(STORED DATA):
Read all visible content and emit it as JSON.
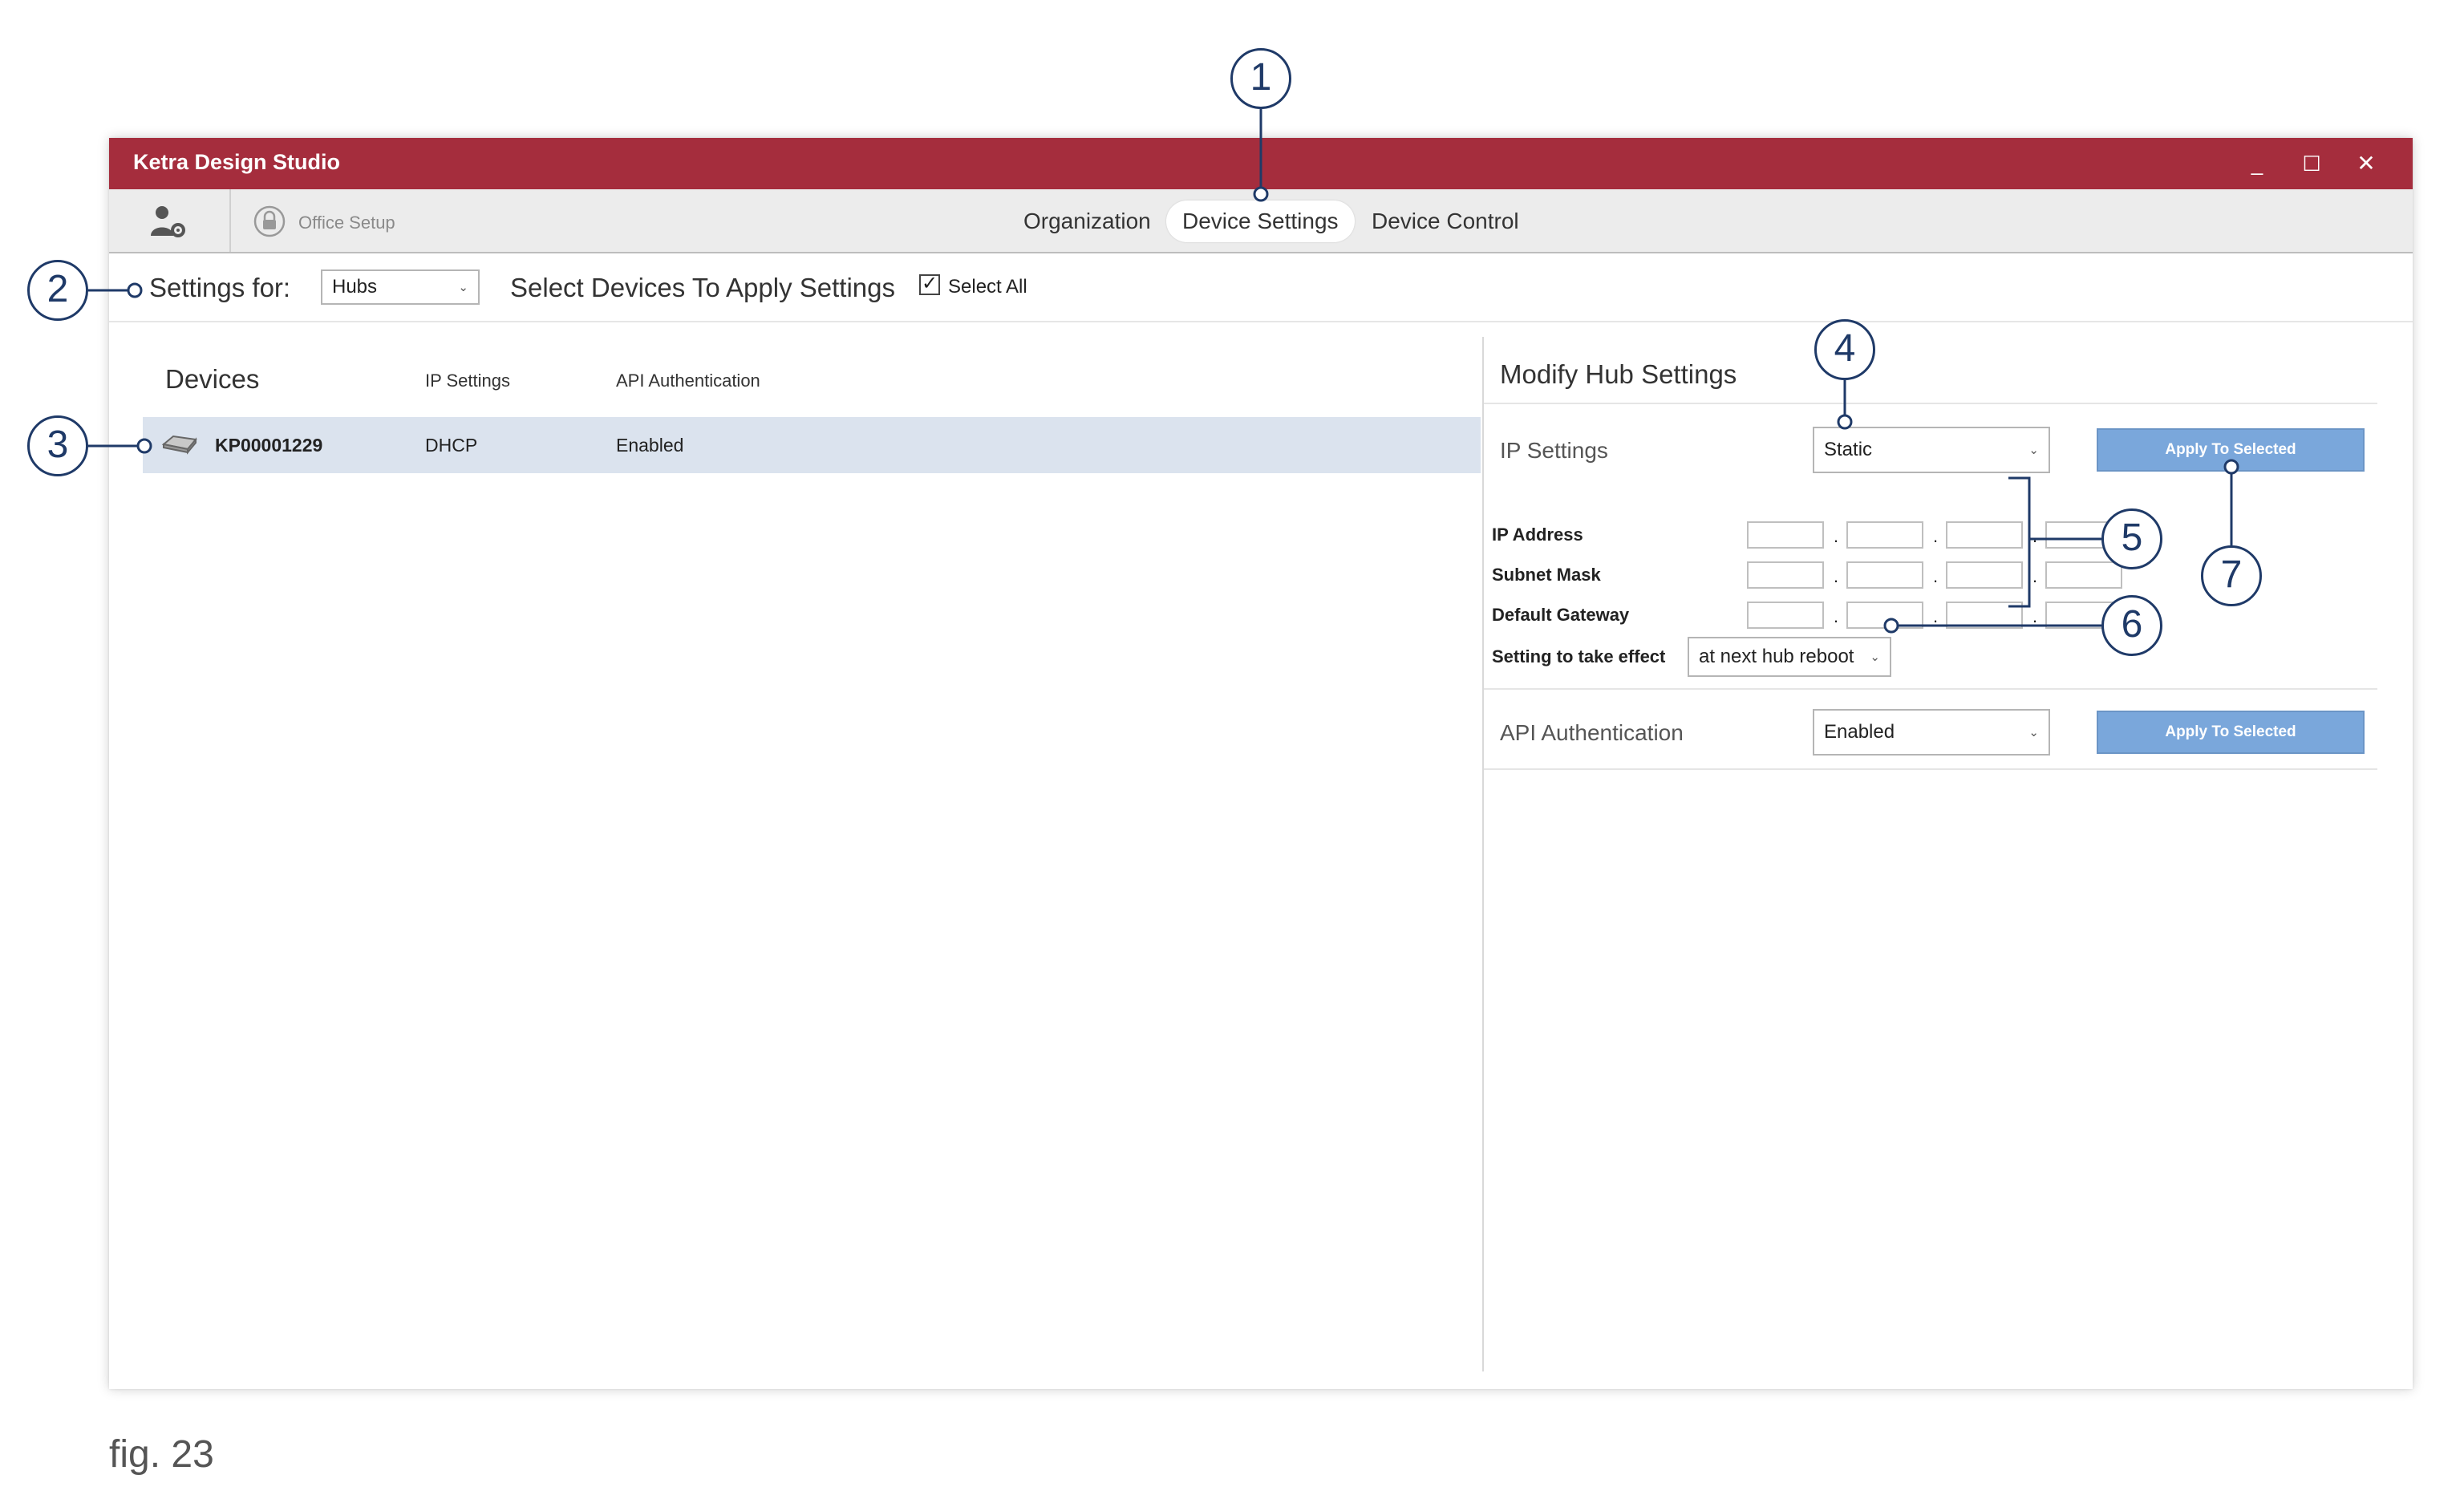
{
  "window": {
    "title": "Ketra Design Studio",
    "controls": {
      "minimize": "_",
      "maximize": "☐",
      "close": "✕"
    }
  },
  "nav": {
    "office_setup": "Office Setup",
    "tabs": [
      {
        "label": "Organization",
        "active": false
      },
      {
        "label": "Device Settings",
        "active": true
      },
      {
        "label": "Device Control",
        "active": false
      }
    ]
  },
  "toolbar": {
    "settings_for_label": "Settings for:",
    "settings_for_value": "Hubs",
    "select_devices_label": "Select Devices To Apply Settings",
    "select_all_label": "Select All",
    "select_all_checked": true
  },
  "devices": {
    "heading": "Devices",
    "columns": [
      "IP Settings",
      "API Authentication"
    ],
    "rows": [
      {
        "name": "KP00001229",
        "ip_settings": "DHCP",
        "api_auth": "Enabled",
        "selected": true
      }
    ]
  },
  "modify": {
    "title": "Modify Hub Settings",
    "ip_settings_label": "IP Settings",
    "ip_settings_value": "Static",
    "apply_label": "Apply To Selected",
    "fields": [
      {
        "label": "IP Address"
      },
      {
        "label": "Subnet Mask"
      },
      {
        "label": "Default Gateway"
      }
    ],
    "octet_separator": ".",
    "take_effect_label": "Setting to take effect",
    "take_effect_value": "at next hub reboot",
    "api_auth_label": "API Authentication",
    "api_auth_value": "Enabled"
  },
  "callouts": [
    "1",
    "2",
    "3",
    "4",
    "5",
    "6",
    "7"
  ],
  "caption": "fig. 23",
  "colors": {
    "titlebar": "#a52d3d",
    "selected_row": "#dbe3ee",
    "apply_button": "#7aa7db",
    "callout": "#1f3a68"
  }
}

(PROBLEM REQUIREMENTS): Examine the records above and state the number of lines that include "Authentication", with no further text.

(ANSWER TO THIS TASK): 2